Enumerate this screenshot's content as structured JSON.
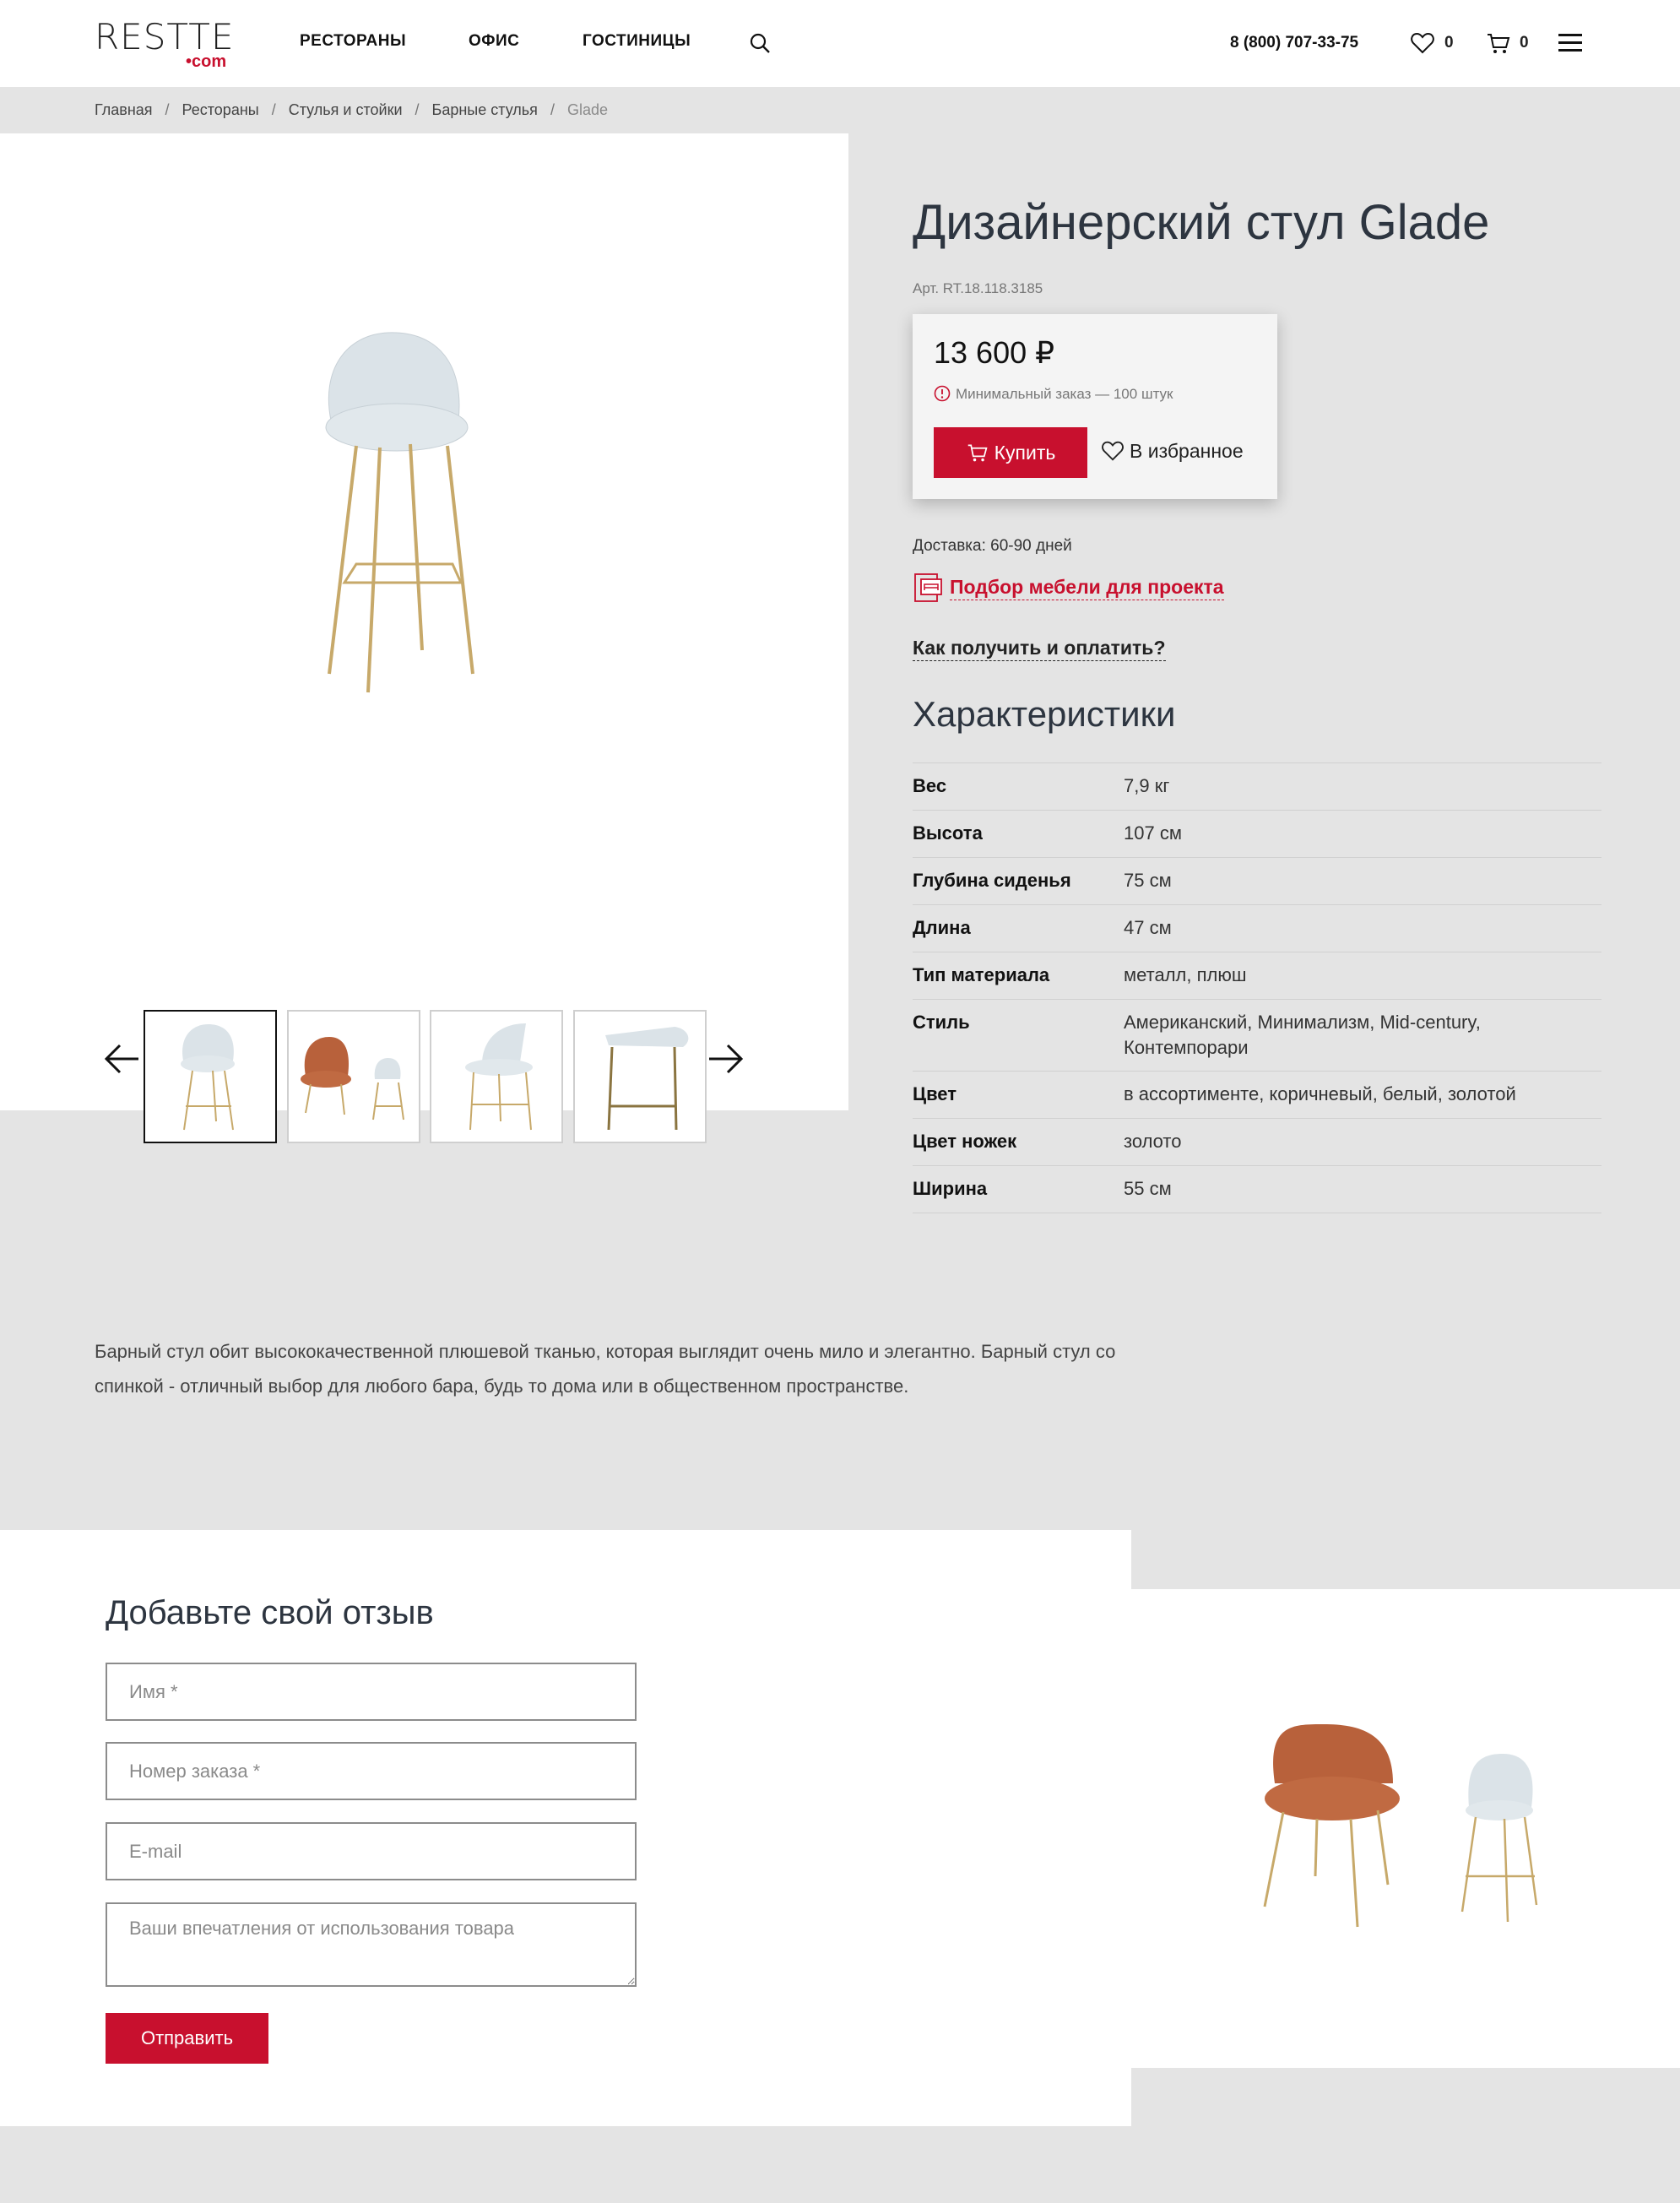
{
  "header": {
    "logo_main": "RESTTE",
    "logo_sub": "•com",
    "nav": [
      "РЕСТОРАНЫ",
      "ОФИС",
      "ГОСТИНИЦЫ"
    ],
    "phone": "8 (800) 707-33-75",
    "favorites_count": "0",
    "cart_count": "0"
  },
  "breadcrumb": [
    "Главная",
    "Рестораны",
    "Стулья и стойки",
    "Барные стулья",
    "Glade"
  ],
  "product": {
    "title": "Дизайнерский стул Glade",
    "sku": "Арт. RT.18.118.3185",
    "price": "13 600 ₽",
    "min_order": "Минимальный заказ — 100 штук",
    "buy_label": "Купить",
    "favorite_label": "В избранное",
    "delivery": "Доставка: 60-90 дней",
    "project_link": "Подбор мебели для проекта",
    "howto_link": "Как получить и оплатить?",
    "colors": {
      "accent": "#c8102e",
      "chair_light": "#dde5ea",
      "chair_rust": "#b8613b",
      "legs_gold": "#c7a96a"
    }
  },
  "specs": {
    "title": "Характеристики",
    "rows": [
      {
        "key": "Вес",
        "value": "7,9 кг"
      },
      {
        "key": "Высота",
        "value": "107 см"
      },
      {
        "key": "Глубина сиденья",
        "value": "75 см"
      },
      {
        "key": "Длина",
        "value": "47 см"
      },
      {
        "key": "Тип материала",
        "value": "металл, плюш"
      },
      {
        "key": "Стиль",
        "value": "Американский, Минимализм, Mid-century, Контемпорари"
      },
      {
        "key": "Цвет",
        "value": "в ассортименте, коричневый, белый, золотой"
      },
      {
        "key": "Цвет ножек",
        "value": "золото"
      },
      {
        "key": "Ширина",
        "value": "55 см"
      }
    ]
  },
  "description": "Барный стул обит высококачественной плюшевой тканью, которая выглядит очень мило и элегантно. Барный стул со спинкой - отличный выбор для любого бара, будь то дома или в общественном пространстве.",
  "review": {
    "title": "Добавьте свой отзыв",
    "name_placeholder": "Имя *",
    "order_placeholder": "Номер заказа *",
    "email_placeholder": "E-mail",
    "comment_placeholder": "Ваши впечатления от использования товара",
    "submit_label": "Отправить"
  },
  "icons": [
    "search-icon",
    "heart-icon",
    "cart-icon",
    "menu-icon",
    "info-icon",
    "catalog-icon",
    "arrow-left-icon",
    "arrow-right-icon"
  ]
}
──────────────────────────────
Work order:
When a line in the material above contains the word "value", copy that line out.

Answer box:
        "value": "7,9 кг"
        "value": "107 см"
        "value": "75 см"
        "value": "47 см"
        "value": "металл, плюш"
        "value": "Американский, Минимализм, Mid-century, Контемпорари"
        "value": "в ассортименте, коричневый, белый, золотой"
        "value": "золото"
        "value": "55 см"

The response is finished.